The Edition


General accused of war crimes appointed Sri Lanka army chief

19 August 2019, MVT 21:35
In this file photo taken on May 28, 2009 Sri Lankan Army 58 Division Chief Brigadier Shavendra Silva attends a military ceremony. PHOTO: AFP
19 August 2019, MVT 21:35

A general accused of war crimes was Monday appointed Sri Lanka army chief, prompting international criticism and warnings his selection undermined efforts to ensure accountability after the country's long-running civil war.

UN rights chief Michelle Bachelet said she was "deeply troubled" by Colombo's appointment of Major General Shavendra Silva.

The United Nations has accused him of committing war crimes during the final stages of Sri Lanka's separatist conflict.

"I am deeply troubled by the appointment ... despite the serious allegations of gross violations of international human rights and humanitarian law against him and his troops during the war," Bachelet said.

Silva's appointment to the highest position in the Sri Lankan army compromised Colombo's commitment to promote justice and accountability, she said, adding that it could jeopardise the island's participation in peacekeeping missions abroad.

The 55-year-old -- who commanded an army division in the civil war -- was elevated to the army's second-highest position of chief of staff in January before his latest promotion by President Maithripala Sirisena to commander of the Sri Lankan army.

"The president ... has appointed Major General Shavendra Silva as the 23rd commander of the army ...after promoting him to the rank of Lieutenant General," the army said in a statement.

- 'Total impunity' -

The American embassy in Colombo said allegations of "gross human rights violations" against Silva were "serious and credible".

"This appointment undermines Sri Lanka's international reputation and its commitments to promote justice and accountability, especially at a time when the need for reconciliation and social unity is paramount," it added.

Sri Lanka's armed forces crushed separatist rebels in 2009 in a no-holds barred offensive that ended a 37-year war which killed 100,000 people.

There were mass atrocities against civilians in Sri Lanka's predominantly Tamil north towards the end of the conflict, with rights groups saying some 40,000 ethnic Tamils were killed by government forces.

The United Nations, in a report into the allegations, said Silva played a major role in orchestrating war crimes.

The International Truth and Justice Project, which has pursued war-era officials accused of crimes, said Silva's appointment was "immensely damaging to the country".

The organisation noted that his appointment was made ahead of presidential elections due before December 9.

Former defence secretary Gotabhaya Rajapakse is hoping to run for president.
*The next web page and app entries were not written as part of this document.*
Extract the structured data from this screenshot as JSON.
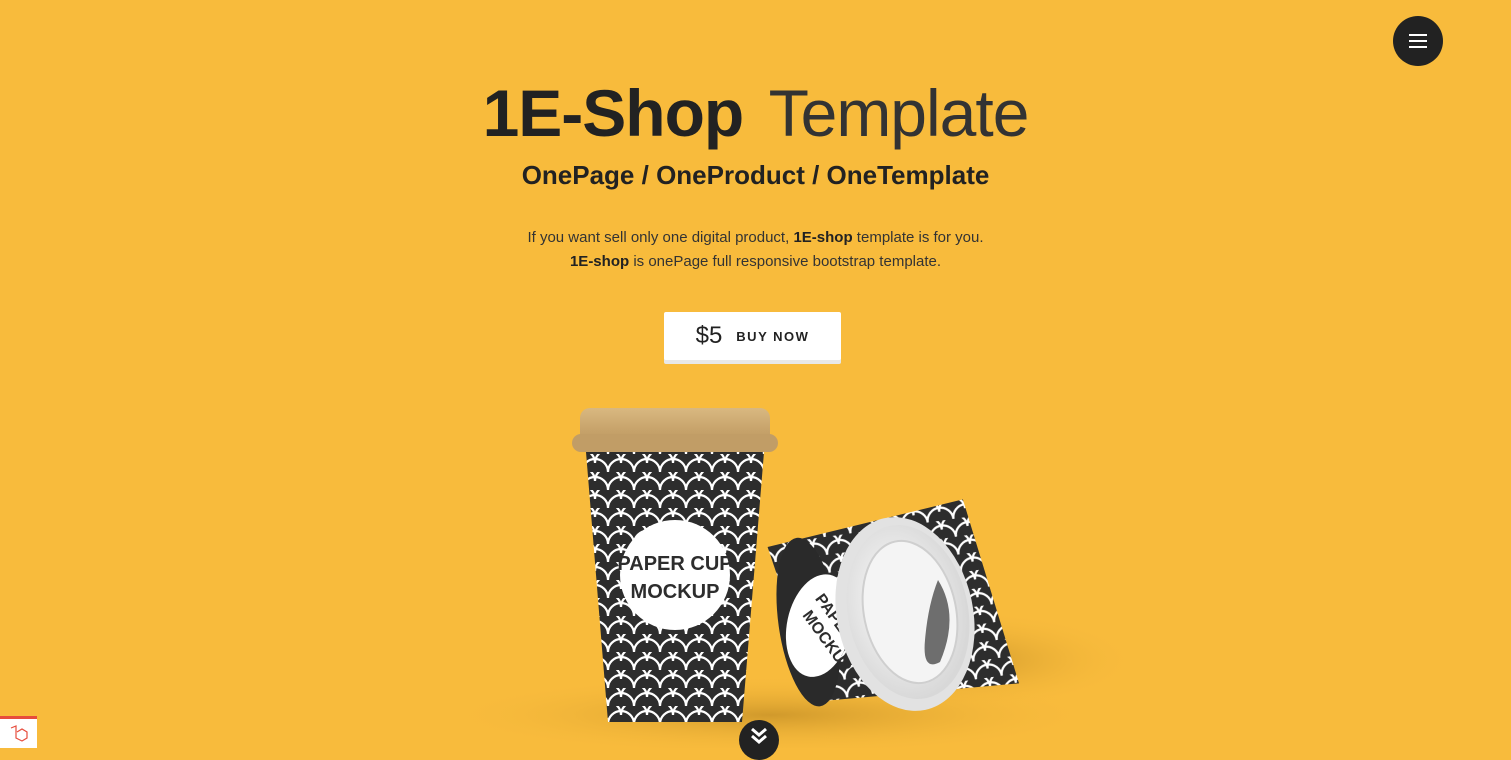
{
  "header": {
    "title_strong": "1E-Shop",
    "title_light": "Template",
    "subtitle": "OnePage / OneProduct / OneTemplate"
  },
  "description": {
    "line1_before": "If you want sell only one digital product, ",
    "line1_bold": "1E-shop",
    "line1_after": " template is for you.",
    "line2_bold": "1E-shop",
    "line2_after": " is onePage full responsive bootstrap template."
  },
  "buy": {
    "price": "$5",
    "label": "BUY NOW"
  },
  "product": {
    "cup_text_line1": "PAPER CUP",
    "cup_text_line2": "MOCKUP",
    "lying_cup_text_line1": "PAPER CUP",
    "lying_cup_text_line2": "MOCKUP"
  },
  "colors": {
    "background": "#F8BB3C",
    "dark": "#222222",
    "lid": "#C9A56E"
  },
  "icons": {
    "menu": "hamburger-icon",
    "scroll": "double-chevron-down-icon",
    "badge": "laravel-logo-icon"
  }
}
He is also facing allegations of war crimes over his role in guiding Sri Lanka's war against Tamil rebels a decade ago.

"After so much bloodshed Sri Lankans need to hold their leaders accountable in order to stop the repeated cycles of violence," the head of the South Africa-based rights group Yasmin Sooka said in a statement.
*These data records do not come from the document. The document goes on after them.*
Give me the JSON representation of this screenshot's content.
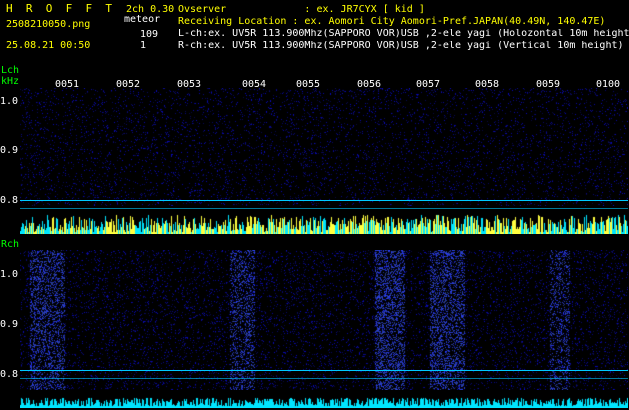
{
  "header": {
    "title_letters": "H  R  O  F  F  T",
    "version": "2ch 0.30",
    "filename": "2508210050.png",
    "meteor_label": "meteor",
    "lch_count": "109",
    "rch_count": "1",
    "datetime": "25.08.21 00:50",
    "observer_line": "Ovserver             : ex. JR7CYX [ kid ]",
    "location_line": "Receiving Location : ex. Aomori City Aomori-Pref.JAPAN(40.49N, 140.47E)",
    "lch_line": "L-ch:ex. UV5R 113.900Mhz(SAPPORO VOR)USB ,2-ele yagi (Holozontal 10m height)",
    "rch_line": "R-ch:ex. UV5R 113.900Mhz(SAPPORO VOR)USB ,2-ele yagi (Vertical 10m height)"
  },
  "lch_panel": {
    "label": "Lch",
    "unit": "kHz",
    "time_ticks": [
      "0051",
      "0052",
      "0053",
      "0054",
      "0055",
      "0056",
      "0057",
      "0058",
      "0059",
      "0100"
    ],
    "freq_ticks": [
      "1.0",
      "0.9",
      "0.8"
    ]
  },
  "rch_panel": {
    "label": "Rch",
    "freq_ticks": [
      "1.0",
      "0.9",
      "0.8"
    ]
  },
  "colors": {
    "background": "#000000",
    "text_white": "#ffffff",
    "text_yellow": "#ffff00",
    "text_green": "#00ff00",
    "marker_line": "#00c8ff",
    "spectrum_base": "#0a0a6e",
    "amplitude_cyan": "#00e5ff",
    "amplitude_yellow": "#ffff40"
  }
}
"Silva's promotion, however, sends a message of total impunity."

She said they had compiled a 137-page dossier on Silva showing there was "more than enough evidence" to charge him with war crimes and crimes against humanity.

Sri Lanka's successive governments have resisted calls for an independent investigation into the conduct of troops during the final months of the conflict.